TASK INPUT:
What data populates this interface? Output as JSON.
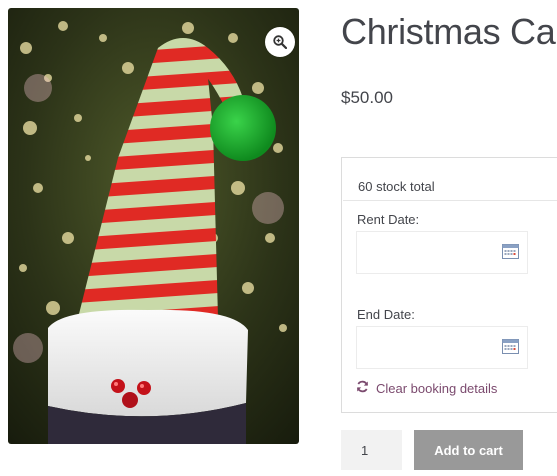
{
  "product": {
    "title": "Christmas Cap",
    "price": "$50.00",
    "image_alt": "Striped elf hat on a bokeh background"
  },
  "booking": {
    "stock_text": "60 stock total",
    "rent_date_label": "Rent Date:",
    "rent_date_value": "",
    "end_date_label": "End Date:",
    "end_date_value": "",
    "clear_label": "Clear booking details"
  },
  "cart": {
    "quantity": "1",
    "add_to_cart_label": "Add to cart"
  },
  "icons": {
    "zoom": "magnifier-zoom-icon",
    "calendar": "calendar-icon",
    "refresh": "refresh-icon"
  },
  "colors": {
    "link": "#7b4a6e",
    "button_bg": "#999999",
    "qty_bg": "#f2f2f2"
  }
}
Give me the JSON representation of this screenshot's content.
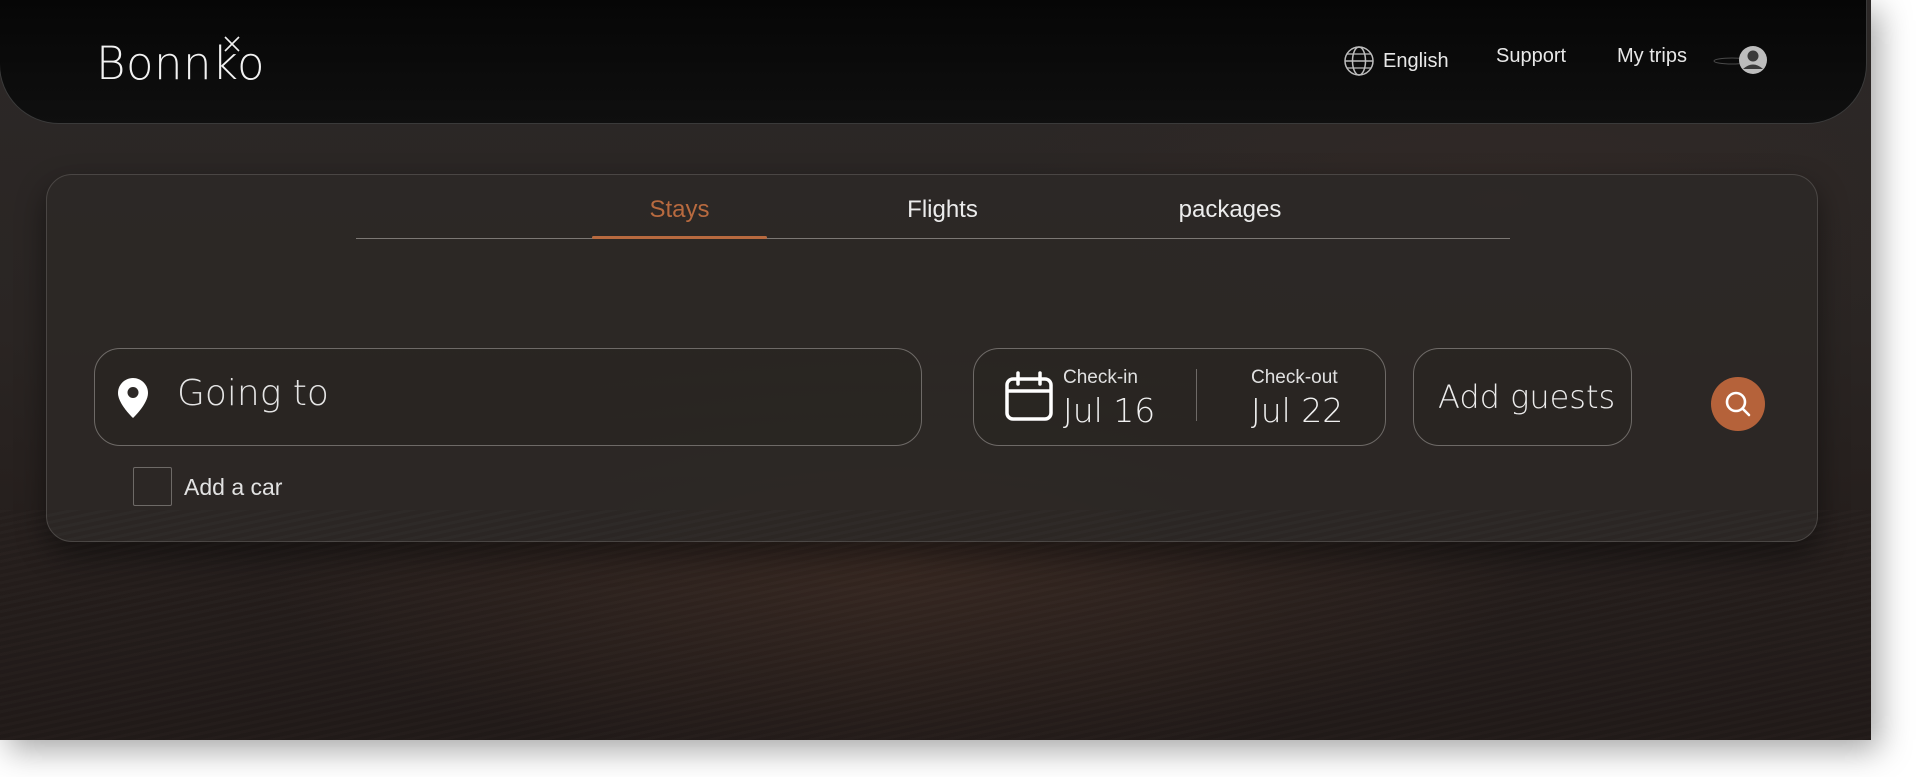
{
  "brand": {
    "name": "Bonnko"
  },
  "header": {
    "language": "English",
    "support": "Support",
    "trips": "My trips",
    "icons": {
      "language": "globe-icon",
      "account": "user-avatar-icon"
    }
  },
  "tabs": [
    {
      "label": "Stays",
      "active": true
    },
    {
      "label": "Flights",
      "active": false
    },
    {
      "label": "packages",
      "active": false
    }
  ],
  "search": {
    "destination_placeholder": "Going to",
    "checkin_label": "Check-in",
    "checkin_value": "Jul 16",
    "checkout_label": "Check-out",
    "checkout_value": "Jul 22",
    "guests_label": "Add guests",
    "add_car_label": "Add a car",
    "add_car_checked": false
  },
  "colors": {
    "accent": "#b86a3f",
    "header_bg": "#0a0a0a",
    "panel_bg": "#2c2826"
  }
}
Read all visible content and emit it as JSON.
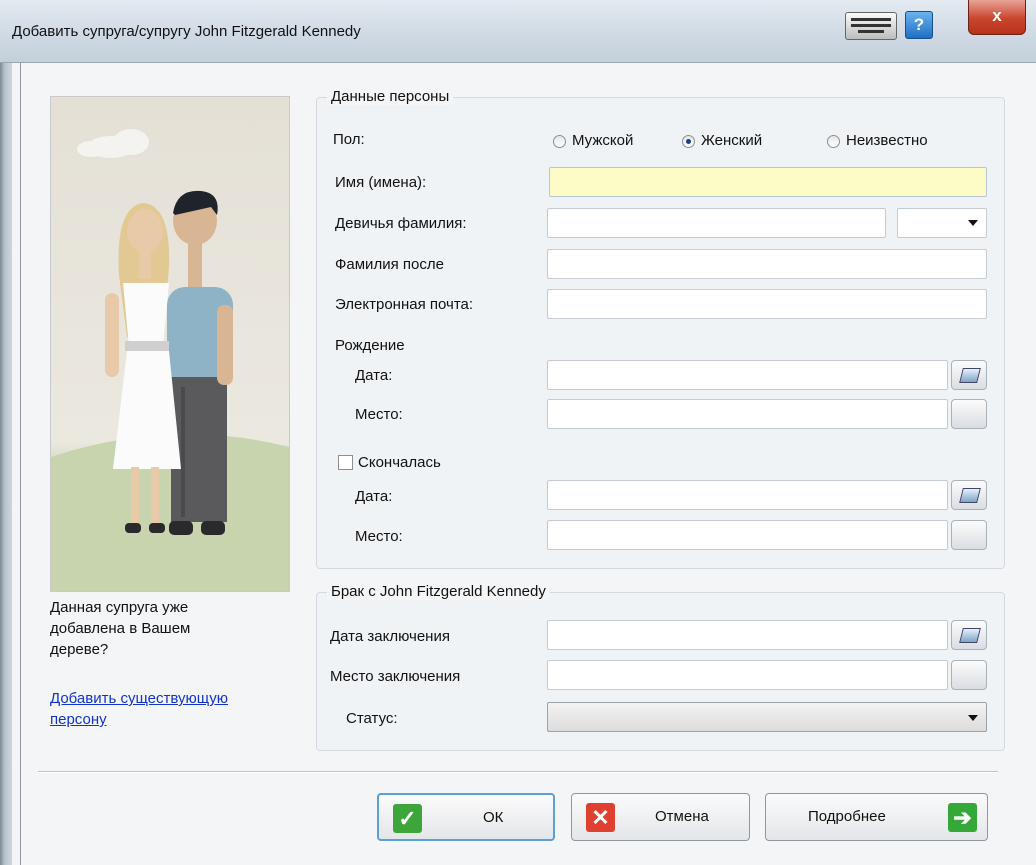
{
  "window": {
    "title": "Добавить супруга/супругу John Fitzgerald Kennedy",
    "close_glyph": "x",
    "help_glyph": "?"
  },
  "sidebar": {
    "question": "Данная супруга уже добавлена в Вашем дереве?",
    "question_lines": [
      "Данная супруга уже",
      "добавлена в Вашем",
      "дереве?"
    ],
    "link_lines": [
      "Добавить существующую",
      "персону"
    ]
  },
  "person": {
    "legend": "Данные персоны",
    "gender_label": "Пол:",
    "gender_options": [
      {
        "label": "Мужской",
        "selected": false
      },
      {
        "label": "Женский",
        "selected": true
      },
      {
        "label": "Неизвестно",
        "selected": false
      }
    ],
    "first_name_label": "Имя (имена):",
    "first_name_value": "",
    "maiden_name_label": "Девичья фамилия:",
    "maiden_name_value": "",
    "suffix_value": "",
    "married_name_label": "Фамилия после",
    "married_name_value": "",
    "email_label": "Электронная почта:",
    "email_value": "",
    "birth_label": "Рождение",
    "birth_date_label": "Дата:",
    "birth_date_value": "",
    "birth_place_label": "Место:",
    "birth_place_value": "",
    "deceased_label": "Скончалась",
    "deceased_checked": false,
    "death_date_label": "Дата:",
    "death_date_value": "",
    "death_place_label": "Место:",
    "death_place_value": ""
  },
  "marriage": {
    "legend": "Брак с John Fitzgerald Kennedy",
    "date_label": "Дата заключения",
    "date_value": "",
    "place_label": "Место заключения",
    "place_value": "",
    "status_label": "Статус:",
    "status_value": ""
  },
  "buttons": {
    "ok": "ОК",
    "cancel": "Отмена",
    "more": "Подробнее"
  },
  "colors": {
    "ok_icon": "#3ea53a",
    "cancel_icon": "#e04030",
    "more_icon": "#35a83a",
    "link": "#1133cc",
    "required_field": "#fdfbc6"
  }
}
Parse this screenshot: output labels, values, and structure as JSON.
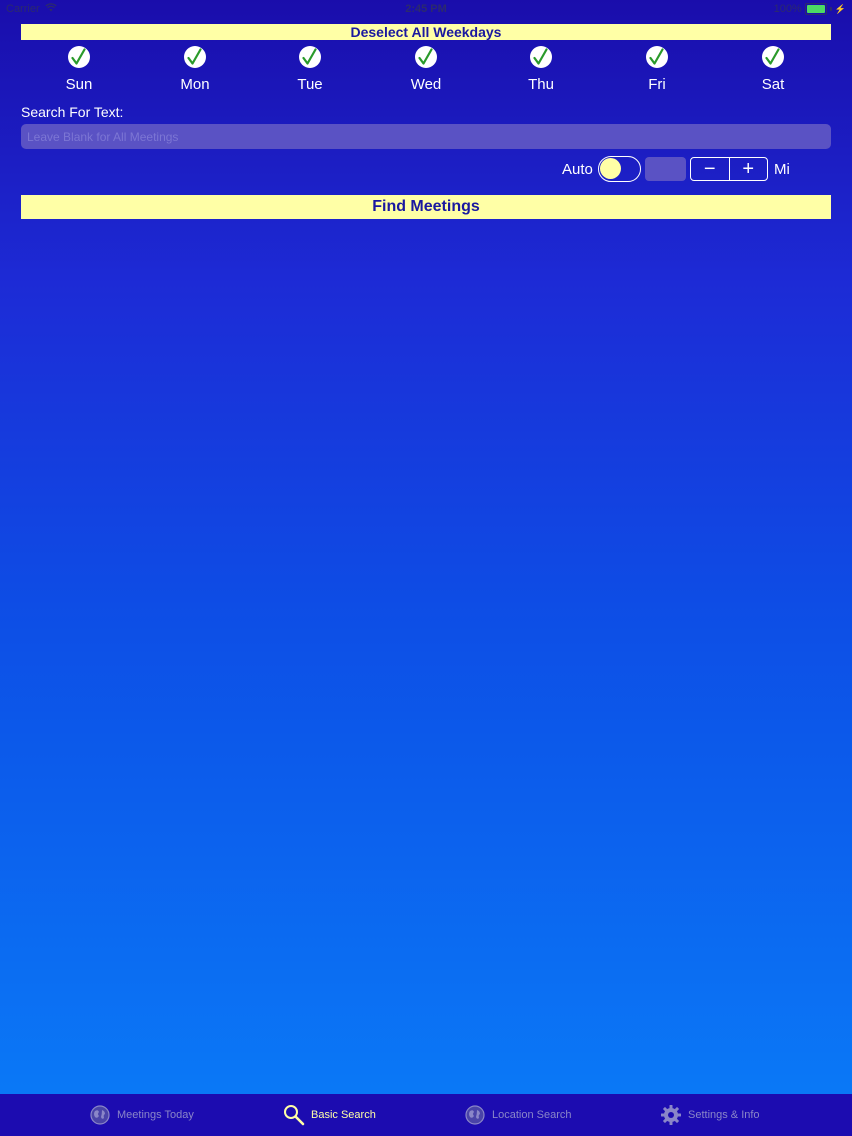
{
  "status_bar": {
    "carrier": "Carrier",
    "time": "2:45 PM",
    "battery": "100%",
    "battery_level": 1.0
  },
  "deselect_button": {
    "label": "Deselect All Weekdays"
  },
  "weekdays": [
    {
      "label": "Sun",
      "checked": true
    },
    {
      "label": "Mon",
      "checked": true
    },
    {
      "label": "Tue",
      "checked": true
    },
    {
      "label": "Wed",
      "checked": true
    },
    {
      "label": "Thu",
      "checked": true
    },
    {
      "label": "Fri",
      "checked": true
    },
    {
      "label": "Sat",
      "checked": true
    }
  ],
  "search": {
    "label": "Search For Text:",
    "placeholder": "Leave Blank for All Meetings",
    "value": ""
  },
  "auto_row": {
    "auto_label": "Auto",
    "auto_on": false,
    "distance_value": "",
    "minus_symbol": "−",
    "plus_symbol": "+",
    "unit_label": "Mi"
  },
  "find_button": {
    "label": "Find Meetings"
  },
  "tab_bar": {
    "tabs": [
      {
        "label": "Meetings Today",
        "icon": "globe-icon",
        "active": false
      },
      {
        "label": "Basic Search",
        "icon": "magnifier-icon",
        "active": true
      },
      {
        "label": "Location Search",
        "icon": "globe-icon",
        "active": false
      },
      {
        "label": "Settings & Info",
        "icon": "gear-icon",
        "active": false
      }
    ]
  },
  "colors": {
    "button_bg": "#ffffa6",
    "button_text": "#1a18a0",
    "check_green": "#2a9a2a",
    "tab_active": "#ffffa6",
    "tab_inactive": "#8a86c8"
  }
}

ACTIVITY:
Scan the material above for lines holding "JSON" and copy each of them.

RESPONSE TO THIS TASK:
What data populates this interface? Output as JSON.
Give me the JSON representation of this screenshot's content.
Read all visible content and emit it as JSON.
Parse this screenshot: output labels, values, and structure as JSON.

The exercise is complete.